> [Input]:
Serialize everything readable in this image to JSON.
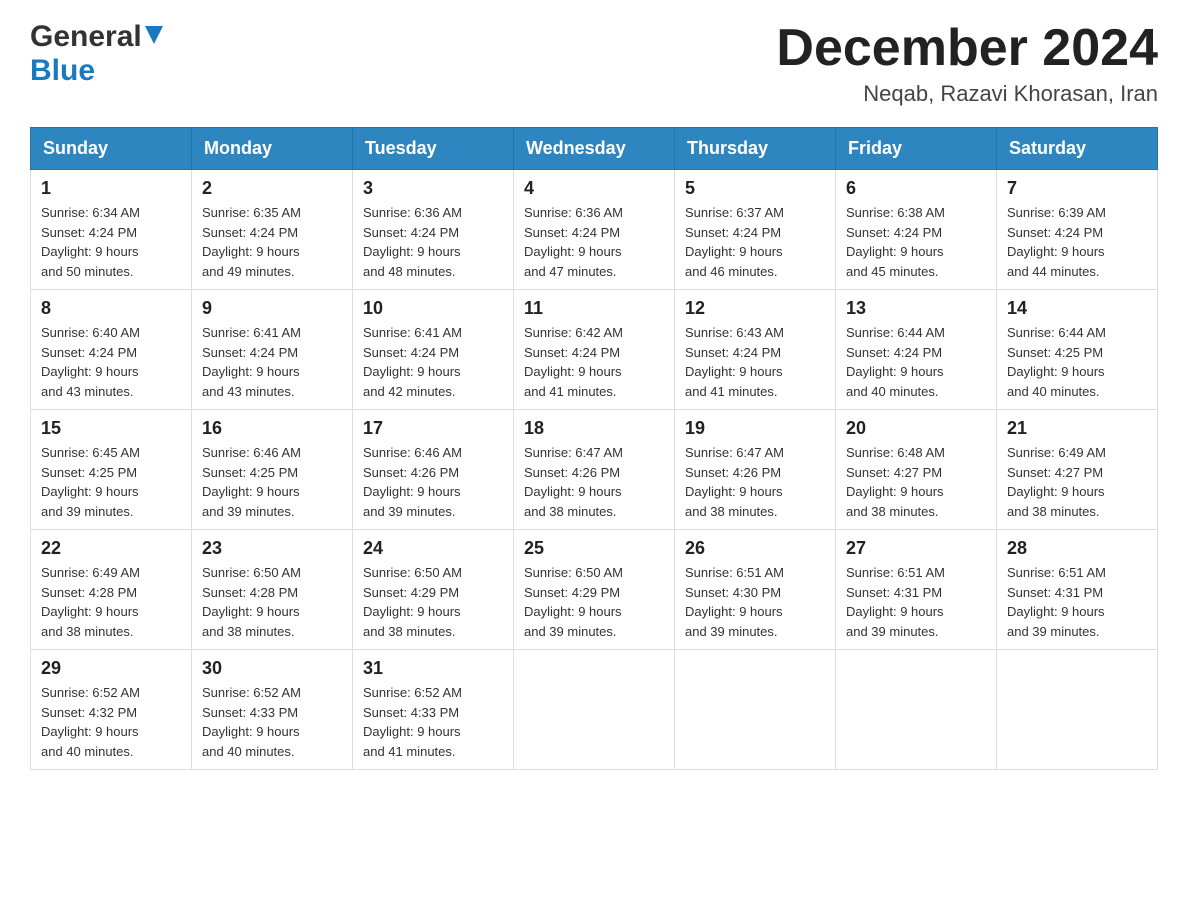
{
  "header": {
    "logo_general": "General",
    "logo_blue": "Blue",
    "title": "December 2024",
    "subtitle": "Neqab, Razavi Khorasan, Iran"
  },
  "weekdays": [
    "Sunday",
    "Monday",
    "Tuesday",
    "Wednesday",
    "Thursday",
    "Friday",
    "Saturday"
  ],
  "weeks": [
    [
      {
        "day": "1",
        "sunrise": "6:34 AM",
        "sunset": "4:24 PM",
        "daylight": "9 hours and 50 minutes."
      },
      {
        "day": "2",
        "sunrise": "6:35 AM",
        "sunset": "4:24 PM",
        "daylight": "9 hours and 49 minutes."
      },
      {
        "day": "3",
        "sunrise": "6:36 AM",
        "sunset": "4:24 PM",
        "daylight": "9 hours and 48 minutes."
      },
      {
        "day": "4",
        "sunrise": "6:36 AM",
        "sunset": "4:24 PM",
        "daylight": "9 hours and 47 minutes."
      },
      {
        "day": "5",
        "sunrise": "6:37 AM",
        "sunset": "4:24 PM",
        "daylight": "9 hours and 46 minutes."
      },
      {
        "day": "6",
        "sunrise": "6:38 AM",
        "sunset": "4:24 PM",
        "daylight": "9 hours and 45 minutes."
      },
      {
        "day": "7",
        "sunrise": "6:39 AM",
        "sunset": "4:24 PM",
        "daylight": "9 hours and 44 minutes."
      }
    ],
    [
      {
        "day": "8",
        "sunrise": "6:40 AM",
        "sunset": "4:24 PM",
        "daylight": "9 hours and 43 minutes."
      },
      {
        "day": "9",
        "sunrise": "6:41 AM",
        "sunset": "4:24 PM",
        "daylight": "9 hours and 43 minutes."
      },
      {
        "day": "10",
        "sunrise": "6:41 AM",
        "sunset": "4:24 PM",
        "daylight": "9 hours and 42 minutes."
      },
      {
        "day": "11",
        "sunrise": "6:42 AM",
        "sunset": "4:24 PM",
        "daylight": "9 hours and 41 minutes."
      },
      {
        "day": "12",
        "sunrise": "6:43 AM",
        "sunset": "4:24 PM",
        "daylight": "9 hours and 41 minutes."
      },
      {
        "day": "13",
        "sunrise": "6:44 AM",
        "sunset": "4:24 PM",
        "daylight": "9 hours and 40 minutes."
      },
      {
        "day": "14",
        "sunrise": "6:44 AM",
        "sunset": "4:25 PM",
        "daylight": "9 hours and 40 minutes."
      }
    ],
    [
      {
        "day": "15",
        "sunrise": "6:45 AM",
        "sunset": "4:25 PM",
        "daylight": "9 hours and 39 minutes."
      },
      {
        "day": "16",
        "sunrise": "6:46 AM",
        "sunset": "4:25 PM",
        "daylight": "9 hours and 39 minutes."
      },
      {
        "day": "17",
        "sunrise": "6:46 AM",
        "sunset": "4:26 PM",
        "daylight": "9 hours and 39 minutes."
      },
      {
        "day": "18",
        "sunrise": "6:47 AM",
        "sunset": "4:26 PM",
        "daylight": "9 hours and 38 minutes."
      },
      {
        "day": "19",
        "sunrise": "6:47 AM",
        "sunset": "4:26 PM",
        "daylight": "9 hours and 38 minutes."
      },
      {
        "day": "20",
        "sunrise": "6:48 AM",
        "sunset": "4:27 PM",
        "daylight": "9 hours and 38 minutes."
      },
      {
        "day": "21",
        "sunrise": "6:49 AM",
        "sunset": "4:27 PM",
        "daylight": "9 hours and 38 minutes."
      }
    ],
    [
      {
        "day": "22",
        "sunrise": "6:49 AM",
        "sunset": "4:28 PM",
        "daylight": "9 hours and 38 minutes."
      },
      {
        "day": "23",
        "sunrise": "6:50 AM",
        "sunset": "4:28 PM",
        "daylight": "9 hours and 38 minutes."
      },
      {
        "day": "24",
        "sunrise": "6:50 AM",
        "sunset": "4:29 PM",
        "daylight": "9 hours and 38 minutes."
      },
      {
        "day": "25",
        "sunrise": "6:50 AM",
        "sunset": "4:29 PM",
        "daylight": "9 hours and 39 minutes."
      },
      {
        "day": "26",
        "sunrise": "6:51 AM",
        "sunset": "4:30 PM",
        "daylight": "9 hours and 39 minutes."
      },
      {
        "day": "27",
        "sunrise": "6:51 AM",
        "sunset": "4:31 PM",
        "daylight": "9 hours and 39 minutes."
      },
      {
        "day": "28",
        "sunrise": "6:51 AM",
        "sunset": "4:31 PM",
        "daylight": "9 hours and 39 minutes."
      }
    ],
    [
      {
        "day": "29",
        "sunrise": "6:52 AM",
        "sunset": "4:32 PM",
        "daylight": "9 hours and 40 minutes."
      },
      {
        "day": "30",
        "sunrise": "6:52 AM",
        "sunset": "4:33 PM",
        "daylight": "9 hours and 40 minutes."
      },
      {
        "day": "31",
        "sunrise": "6:52 AM",
        "sunset": "4:33 PM",
        "daylight": "9 hours and 41 minutes."
      },
      null,
      null,
      null,
      null
    ]
  ],
  "labels": {
    "sunrise": "Sunrise:",
    "sunset": "Sunset:",
    "daylight": "Daylight:"
  }
}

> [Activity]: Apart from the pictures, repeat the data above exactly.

> [Answer space]:
Serialize everything readable in this image to JSON.
{
  "header": {
    "logo_general": "General",
    "logo_blue": "Blue",
    "title": "December 2024",
    "subtitle": "Neqab, Razavi Khorasan, Iran"
  },
  "weekdays": [
    "Sunday",
    "Monday",
    "Tuesday",
    "Wednesday",
    "Thursday",
    "Friday",
    "Saturday"
  ],
  "weeks": [
    [
      {
        "day": "1",
        "sunrise": "6:34 AM",
        "sunset": "4:24 PM",
        "daylight": "9 hours and 50 minutes."
      },
      {
        "day": "2",
        "sunrise": "6:35 AM",
        "sunset": "4:24 PM",
        "daylight": "9 hours and 49 minutes."
      },
      {
        "day": "3",
        "sunrise": "6:36 AM",
        "sunset": "4:24 PM",
        "daylight": "9 hours and 48 minutes."
      },
      {
        "day": "4",
        "sunrise": "6:36 AM",
        "sunset": "4:24 PM",
        "daylight": "9 hours and 47 minutes."
      },
      {
        "day": "5",
        "sunrise": "6:37 AM",
        "sunset": "4:24 PM",
        "daylight": "9 hours and 46 minutes."
      },
      {
        "day": "6",
        "sunrise": "6:38 AM",
        "sunset": "4:24 PM",
        "daylight": "9 hours and 45 minutes."
      },
      {
        "day": "7",
        "sunrise": "6:39 AM",
        "sunset": "4:24 PM",
        "daylight": "9 hours and 44 minutes."
      }
    ],
    [
      {
        "day": "8",
        "sunrise": "6:40 AM",
        "sunset": "4:24 PM",
        "daylight": "9 hours and 43 minutes."
      },
      {
        "day": "9",
        "sunrise": "6:41 AM",
        "sunset": "4:24 PM",
        "daylight": "9 hours and 43 minutes."
      },
      {
        "day": "10",
        "sunrise": "6:41 AM",
        "sunset": "4:24 PM",
        "daylight": "9 hours and 42 minutes."
      },
      {
        "day": "11",
        "sunrise": "6:42 AM",
        "sunset": "4:24 PM",
        "daylight": "9 hours and 41 minutes."
      },
      {
        "day": "12",
        "sunrise": "6:43 AM",
        "sunset": "4:24 PM",
        "daylight": "9 hours and 41 minutes."
      },
      {
        "day": "13",
        "sunrise": "6:44 AM",
        "sunset": "4:24 PM",
        "daylight": "9 hours and 40 minutes."
      },
      {
        "day": "14",
        "sunrise": "6:44 AM",
        "sunset": "4:25 PM",
        "daylight": "9 hours and 40 minutes."
      }
    ],
    [
      {
        "day": "15",
        "sunrise": "6:45 AM",
        "sunset": "4:25 PM",
        "daylight": "9 hours and 39 minutes."
      },
      {
        "day": "16",
        "sunrise": "6:46 AM",
        "sunset": "4:25 PM",
        "daylight": "9 hours and 39 minutes."
      },
      {
        "day": "17",
        "sunrise": "6:46 AM",
        "sunset": "4:26 PM",
        "daylight": "9 hours and 39 minutes."
      },
      {
        "day": "18",
        "sunrise": "6:47 AM",
        "sunset": "4:26 PM",
        "daylight": "9 hours and 38 minutes."
      },
      {
        "day": "19",
        "sunrise": "6:47 AM",
        "sunset": "4:26 PM",
        "daylight": "9 hours and 38 minutes."
      },
      {
        "day": "20",
        "sunrise": "6:48 AM",
        "sunset": "4:27 PM",
        "daylight": "9 hours and 38 minutes."
      },
      {
        "day": "21",
        "sunrise": "6:49 AM",
        "sunset": "4:27 PM",
        "daylight": "9 hours and 38 minutes."
      }
    ],
    [
      {
        "day": "22",
        "sunrise": "6:49 AM",
        "sunset": "4:28 PM",
        "daylight": "9 hours and 38 minutes."
      },
      {
        "day": "23",
        "sunrise": "6:50 AM",
        "sunset": "4:28 PM",
        "daylight": "9 hours and 38 minutes."
      },
      {
        "day": "24",
        "sunrise": "6:50 AM",
        "sunset": "4:29 PM",
        "daylight": "9 hours and 38 minutes."
      },
      {
        "day": "25",
        "sunrise": "6:50 AM",
        "sunset": "4:29 PM",
        "daylight": "9 hours and 39 minutes."
      },
      {
        "day": "26",
        "sunrise": "6:51 AM",
        "sunset": "4:30 PM",
        "daylight": "9 hours and 39 minutes."
      },
      {
        "day": "27",
        "sunrise": "6:51 AM",
        "sunset": "4:31 PM",
        "daylight": "9 hours and 39 minutes."
      },
      {
        "day": "28",
        "sunrise": "6:51 AM",
        "sunset": "4:31 PM",
        "daylight": "9 hours and 39 minutes."
      }
    ],
    [
      {
        "day": "29",
        "sunrise": "6:52 AM",
        "sunset": "4:32 PM",
        "daylight": "9 hours and 40 minutes."
      },
      {
        "day": "30",
        "sunrise": "6:52 AM",
        "sunset": "4:33 PM",
        "daylight": "9 hours and 40 minutes."
      },
      {
        "day": "31",
        "sunrise": "6:52 AM",
        "sunset": "4:33 PM",
        "daylight": "9 hours and 41 minutes."
      },
      null,
      null,
      null,
      null
    ]
  ],
  "labels": {
    "sunrise": "Sunrise:",
    "sunset": "Sunset:",
    "daylight": "Daylight:"
  }
}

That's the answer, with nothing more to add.